A book by an author you’ve never read before The Twins by Saskia Sarginson Plenty of scope for this prompt, as I had several books on my TBR shelves that would fit. I picked one that was sent to me by my friend Tree. We have very similar taste in books so I was confident that I’d enjoy it, and indeed I did. I loved the way the book was written in the present, but with flashbacks to different times in the past. To understand the events of the recent past and the present, you need to know what happened when the twins were children, and this is gradually revealed. Every time I thought I had an idea what it was, the book revealed that there was more to know. The ending was very good with the reveal being worth waiting for. My only niggle was that there was a lot of mention of current events during the flashbacks, almost as if the author were assuring us that she had indeed done her research. It wasn’t too irritating though and overall I really enjoyed the book.
A book you can finish in a day Bird box by Josh Malerman This wasn’t one that I was reading for the challenge, but when I picked it up from the library, I had to wait for Stephen to run an errand, so started reading it in the car. It was one of those that grips you from the start so I carried on reading it once I got home and finished it later that day. It’s told partly in the present and partly through flash-backs. The present covers only a few hours but is very tense. The flash-backs explain what went before. It won’t make my favourite books list, but it was gripping and enjoyable.

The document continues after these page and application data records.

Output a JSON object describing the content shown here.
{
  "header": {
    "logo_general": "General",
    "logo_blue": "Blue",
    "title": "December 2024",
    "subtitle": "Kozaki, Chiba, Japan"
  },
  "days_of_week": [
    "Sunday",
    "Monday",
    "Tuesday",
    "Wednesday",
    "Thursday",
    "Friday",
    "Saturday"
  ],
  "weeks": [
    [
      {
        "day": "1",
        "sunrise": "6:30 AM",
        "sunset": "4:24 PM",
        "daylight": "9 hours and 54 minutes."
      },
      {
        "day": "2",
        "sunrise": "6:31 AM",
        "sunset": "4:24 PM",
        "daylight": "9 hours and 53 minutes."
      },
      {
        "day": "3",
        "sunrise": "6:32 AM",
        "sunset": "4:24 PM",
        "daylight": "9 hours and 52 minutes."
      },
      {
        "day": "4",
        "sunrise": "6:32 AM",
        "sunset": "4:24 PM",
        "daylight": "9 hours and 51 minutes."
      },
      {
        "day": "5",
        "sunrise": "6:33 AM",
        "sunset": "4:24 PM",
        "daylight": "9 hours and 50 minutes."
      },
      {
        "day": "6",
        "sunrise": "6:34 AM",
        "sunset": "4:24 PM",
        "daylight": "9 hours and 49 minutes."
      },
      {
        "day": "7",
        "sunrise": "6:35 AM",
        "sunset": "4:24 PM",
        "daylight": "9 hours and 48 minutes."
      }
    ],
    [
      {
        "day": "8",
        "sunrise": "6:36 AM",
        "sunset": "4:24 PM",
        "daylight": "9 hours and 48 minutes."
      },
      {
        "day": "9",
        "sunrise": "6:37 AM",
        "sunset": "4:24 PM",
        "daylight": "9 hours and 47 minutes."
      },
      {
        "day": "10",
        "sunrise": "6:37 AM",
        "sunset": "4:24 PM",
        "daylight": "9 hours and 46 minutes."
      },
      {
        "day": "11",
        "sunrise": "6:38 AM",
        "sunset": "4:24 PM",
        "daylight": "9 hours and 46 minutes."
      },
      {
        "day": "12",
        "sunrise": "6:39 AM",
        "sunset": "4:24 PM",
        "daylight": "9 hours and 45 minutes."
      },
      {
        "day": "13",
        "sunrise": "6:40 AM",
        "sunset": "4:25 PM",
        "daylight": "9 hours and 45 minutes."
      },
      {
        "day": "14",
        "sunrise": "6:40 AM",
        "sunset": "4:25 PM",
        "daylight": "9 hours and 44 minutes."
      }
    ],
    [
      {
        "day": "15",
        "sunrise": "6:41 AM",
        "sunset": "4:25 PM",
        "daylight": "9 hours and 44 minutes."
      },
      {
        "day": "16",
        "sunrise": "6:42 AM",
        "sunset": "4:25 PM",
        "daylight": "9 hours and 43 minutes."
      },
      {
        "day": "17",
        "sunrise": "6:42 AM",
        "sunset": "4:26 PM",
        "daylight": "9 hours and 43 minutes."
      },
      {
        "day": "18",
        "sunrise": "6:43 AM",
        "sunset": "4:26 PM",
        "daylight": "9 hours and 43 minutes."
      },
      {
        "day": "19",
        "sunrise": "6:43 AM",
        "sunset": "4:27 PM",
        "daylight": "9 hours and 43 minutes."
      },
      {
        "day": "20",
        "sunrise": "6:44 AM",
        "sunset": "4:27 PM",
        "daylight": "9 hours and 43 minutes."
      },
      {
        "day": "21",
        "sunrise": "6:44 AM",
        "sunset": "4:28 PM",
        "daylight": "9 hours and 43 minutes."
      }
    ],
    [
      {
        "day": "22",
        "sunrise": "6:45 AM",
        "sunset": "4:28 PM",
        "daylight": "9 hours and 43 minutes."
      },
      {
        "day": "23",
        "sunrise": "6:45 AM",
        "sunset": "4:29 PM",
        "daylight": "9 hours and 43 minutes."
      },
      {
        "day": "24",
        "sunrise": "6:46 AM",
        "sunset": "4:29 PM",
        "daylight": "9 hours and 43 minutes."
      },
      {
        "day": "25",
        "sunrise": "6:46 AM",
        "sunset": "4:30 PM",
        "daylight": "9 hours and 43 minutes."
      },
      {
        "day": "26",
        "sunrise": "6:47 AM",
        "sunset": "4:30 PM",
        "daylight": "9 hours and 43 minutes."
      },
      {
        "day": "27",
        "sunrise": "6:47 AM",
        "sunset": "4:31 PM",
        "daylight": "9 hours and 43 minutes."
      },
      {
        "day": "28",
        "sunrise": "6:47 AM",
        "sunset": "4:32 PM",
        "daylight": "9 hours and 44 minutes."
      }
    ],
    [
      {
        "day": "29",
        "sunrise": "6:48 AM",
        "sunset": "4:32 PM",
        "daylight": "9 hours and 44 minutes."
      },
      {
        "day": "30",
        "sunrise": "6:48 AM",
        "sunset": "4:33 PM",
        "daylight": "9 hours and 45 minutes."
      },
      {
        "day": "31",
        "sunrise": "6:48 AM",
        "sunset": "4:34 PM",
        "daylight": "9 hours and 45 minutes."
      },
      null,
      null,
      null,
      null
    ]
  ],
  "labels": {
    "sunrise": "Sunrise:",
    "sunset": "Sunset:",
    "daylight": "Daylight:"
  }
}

A book set somewhere that you’ve always wanted to visit Galina Petrovna’s three-legged dog story by Andrea Bennett This is set in Russia, which is one of the places on my bucket list, so I thought it’d do nicely for the challenge. I saw it mentioned in one of the many book emails that I get and it sounded quirky. I like to read books that are a bit different so gave it a try. It’s about an elderly woman and her three-legged dog, the woman’s friends, and the dog-catcher. It was an easy read with interesting characters and a decent story. I liked it.
A book with non-human characters The eye of Zoltar by Jasper Fforde I’ve taken the prompt to mean that some of the characters are non-human and not all, and there are several non-humans in The eye of Zoltar, such as Colin the dragon. I’ve read the first two books in this series and liked them a lot. This one was just as good and I’m hoping there’ll be another book to come. Not as good as the literary detective series by Fforde, but good fun and an enjoyable read.
Linking up to Rachel for the challenge party.